Problem details :: What lines of the data below include the word "months"? Report them by copying each.

== Data for this exercise ==

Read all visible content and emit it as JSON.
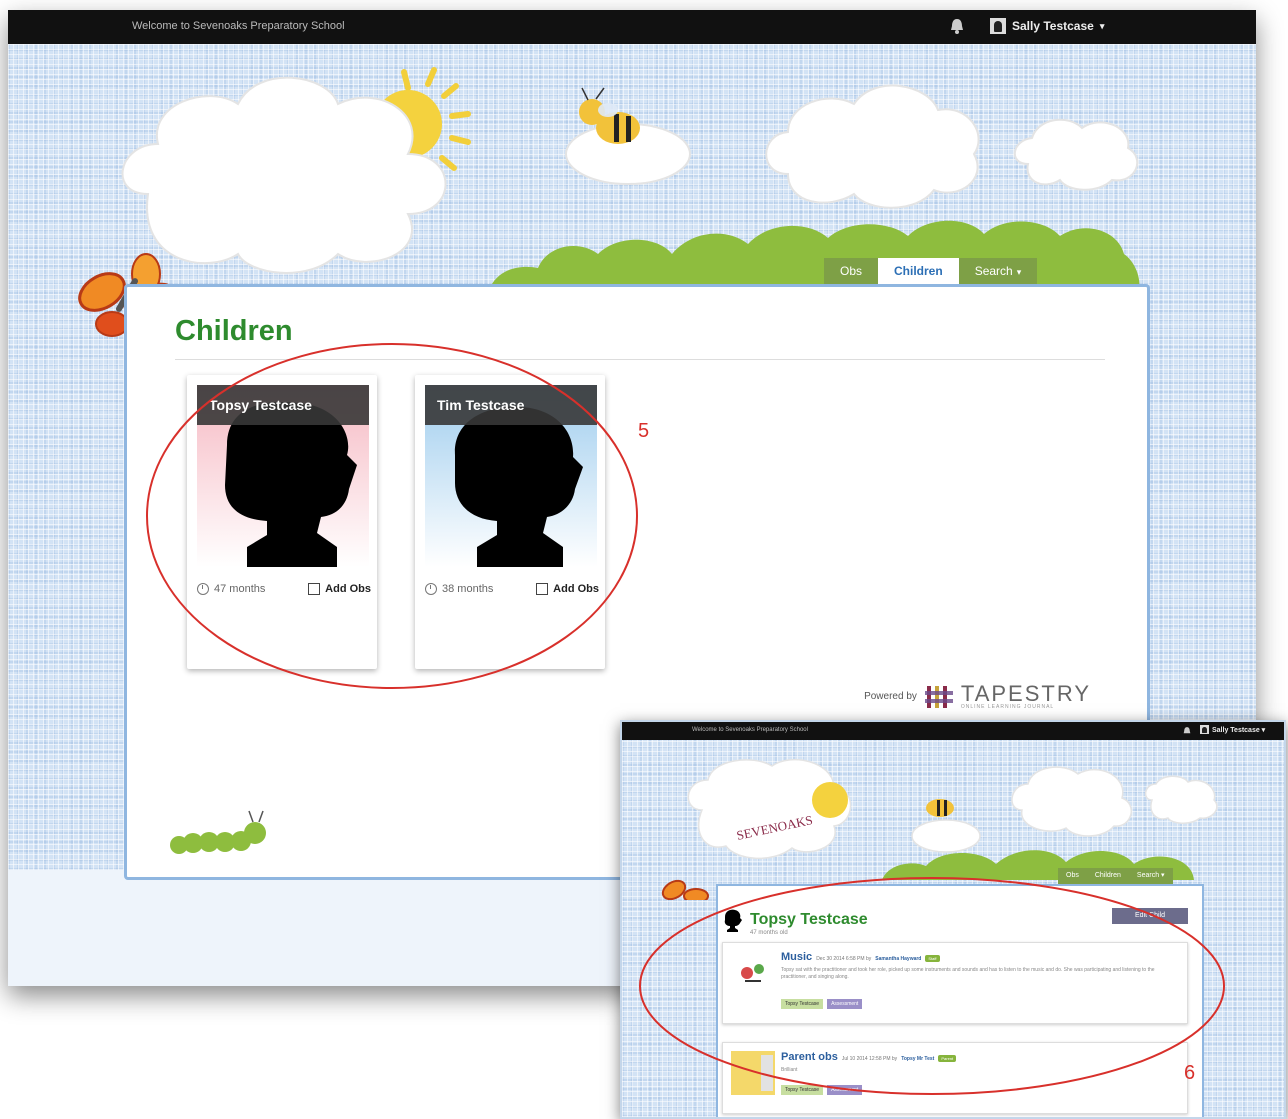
{
  "main": {
    "topbar": {
      "welcome": "Welcome to Sevenoaks Preparatory School",
      "user_name": "Sally Testcase",
      "user_caret": "▾"
    },
    "nav": {
      "tabs": [
        {
          "label": "Obs"
        },
        {
          "label": "Children"
        },
        {
          "label": "Search"
        }
      ],
      "search_caret": "▾"
    },
    "page_title": "Children",
    "children": [
      {
        "name": "Topsy Testcase",
        "age": "47 months",
        "add_obs": "Add Obs"
      },
      {
        "name": "Tim Testcase",
        "age": "38 months",
        "add_obs": "Add Obs"
      }
    ],
    "powered_by": "Powered by",
    "brand": {
      "name": "TAPESTRY",
      "tagline": "ONLINE LEARNING JOURNAL"
    },
    "annotation": "5"
  },
  "inset": {
    "topbar": {
      "welcome": "Welcome to Sevenoaks Preparatory School",
      "user_name": "Sally Testcase ▾"
    },
    "school_logo": "SEVENOAKS",
    "nav": {
      "tabs": [
        {
          "label": "Obs"
        },
        {
          "label": "Children"
        },
        {
          "label": "Search ▾"
        }
      ]
    },
    "child": {
      "name": "Topsy Testcase",
      "age": "47 months old",
      "edit_label": "Edit Child"
    },
    "observations": [
      {
        "title": "Music",
        "date": "Dec 30 2014 6:58 PM by",
        "author": "Samantha Hayward",
        "badge": "Staff",
        "text": "Topsy sat with the practitioner and took her role, picked up some instruments and sounds and has to listen to the music and do. She was participating and listening to the practitioner, and singing along.",
        "tag_child": "Topsy Testcase",
        "tag_area": "Assessment"
      },
      {
        "title": "Parent obs",
        "date": "Jul 10 2014 12:58 PM by",
        "author": "Topsy Mr Test",
        "badge": "Parent",
        "text": "Brilliant",
        "tag_child": "Topsy Testcase",
        "tag_area": "Assessment"
      }
    ],
    "annotation": "6"
  },
  "colors": {
    "topbar_bg": "#111111",
    "page_title_green": "#2e8b2e",
    "nav_green": "#7ea046",
    "panel_border": "#8fb6e0",
    "annotation_red": "#d8302b",
    "link_blue": "#2c5f9e"
  },
  "icons": [
    "bell-icon",
    "user-avatar-icon",
    "clock-icon",
    "checkbox-icon",
    "caret-down-icon"
  ]
}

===

Answer section ::
        "age": "47 months",
        "age": "38 months",
      "age": "47 months old",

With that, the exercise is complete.